Sorcha highlighted the lack of green campaigns prior to her taking office, saying that “before I came into post, in terms of what there was going on with green issues and sustainability issues there was [only] the Fossil Free campaign… but that is actually quite niche.”

She continued by claiming that for those who are “into talking and learning and activities and events related to sustainability and becoming more sustainable and encouraging others to there wasn’t really that much”.

Much of Sorcha’s work for Go Green so far this year has been tackling this lack of opportunities for students to campaign, and this was inspired by an event she attended over the summer. “There’s a national group called People and Planet and that’s student action on world poverty and the environment, and was a summer gathering thing over the summer which I attended, and there were people from different People and Planet societies at different universities working on green campaigns and green issues and I thought this would be great because it’s actually a group that gets people together. So, we set one up, and it’s going, so that’s great.”

According to Sorcha, this has been a major success. She told us she is “really pleased,” with the new society, “because I knew that people were interested and I was hoping that people would get involved”. This makes setting up new campaigns for environmental and sustainability issues much easier, as “now there’s a core group of people who are interested and if someone says ‘I want to do something on sustainability’ I can say ‘well that’s the best place to go’, and then we work from there, so at least you’ve got other likeminded people doing the same things.”

However, this has been the extent of Sorcha’s work for Go Green so far, beyond continuing work with the Fossil Free campaign, and she admits that she “was just getting that off the ground last semester really”.

Homelessness is a major issue, but it has also proven to be something of a challenge for Sorcha to tackle, as some student campaigns can actually be detrimental in the long term. “So basically, homelessness is a bit of a difficult one,” she told us, as “the idea is that lots of people give money or food to homeless people or, you know, street beggars and actually this isn’t necessarily the solution because whilst it helps in the interim it sometimes detracts from charities and services who are able to give long term actually sustainable support from doing their work properly”.

Clearly then, the issue needs careful managing, and part of this is increased collaboration between those who want to help: “So the idea is there’s something called Manchester Homelessness Partnership,” Sorcha explained, “and in the last year different charities who were working separately are now working together”.

In addition, Sorcha has also organised some events on campus. “So, I’ve done a few things, so last semester JustFest, the evening event was centred around homelessness.
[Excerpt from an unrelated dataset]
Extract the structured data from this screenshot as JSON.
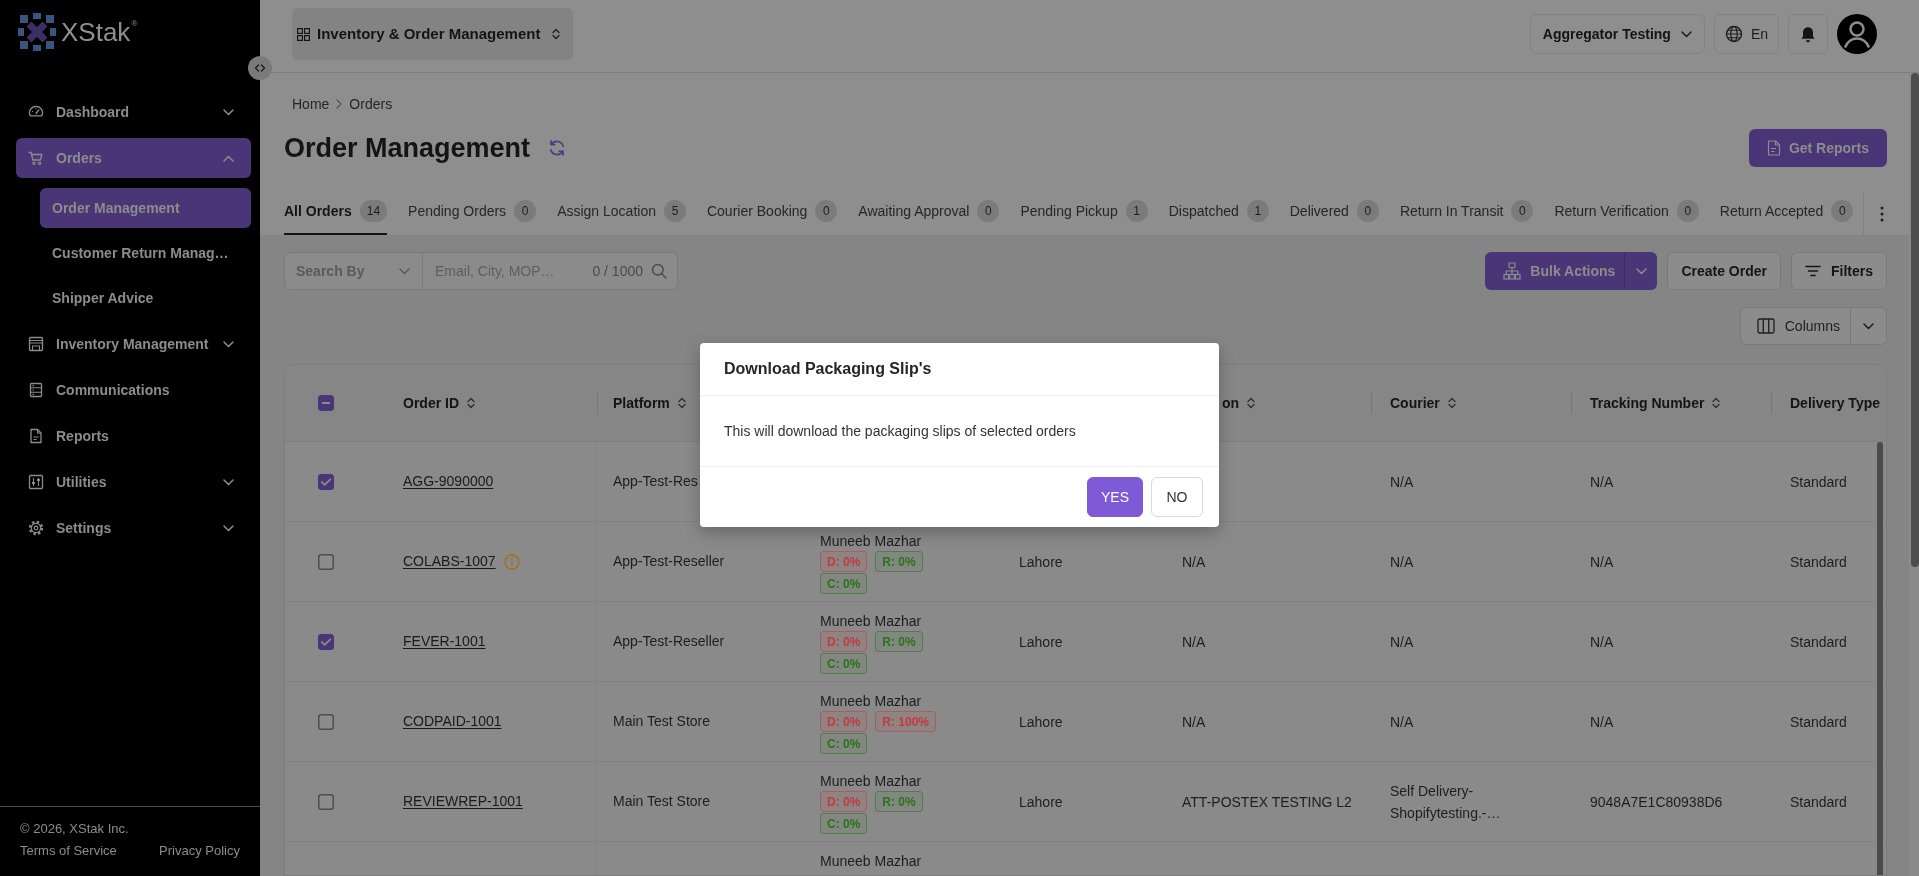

It was really great actually because we had The Mustard Tree which is a charity in Ancoats and they give services but through drama and songs, and people with lived experiences who Mustard Tree had helped with through therapy, arts and drama did a performance.”

However, Sorcha admits she did not do a huge amount last term, although she hopes to do more. “This semester we’re going to focus on that better,” she told us, “especially with the mayoral elections coming up, and sort of working with Greater Manchester housing people in terms of their bigger campaign to get homelessness on the agenda for the mayoral elections. And we’re also having a homelessness week centred around activities at the end of March, and that’s what we’re working towards… last semester was more getting the groundwork done.”

Finally, as applications are now open for students who want to stand as candidates for next year’s Exec team, why should people stand for Campaigns and Citizenship Officer? “Because you get to work on issues that you’re passionate about, you get to have influence, you get to work with students, it’s been a really great year, it’s been an eye-opening year, there’s actually lots of skills I’ve gained working at a university in a professional environment, alongside students on the ground. Also, being a trustee of a charity which is something I hadn’t really realised how it worked, and that’s been amazing to have that opportunity.”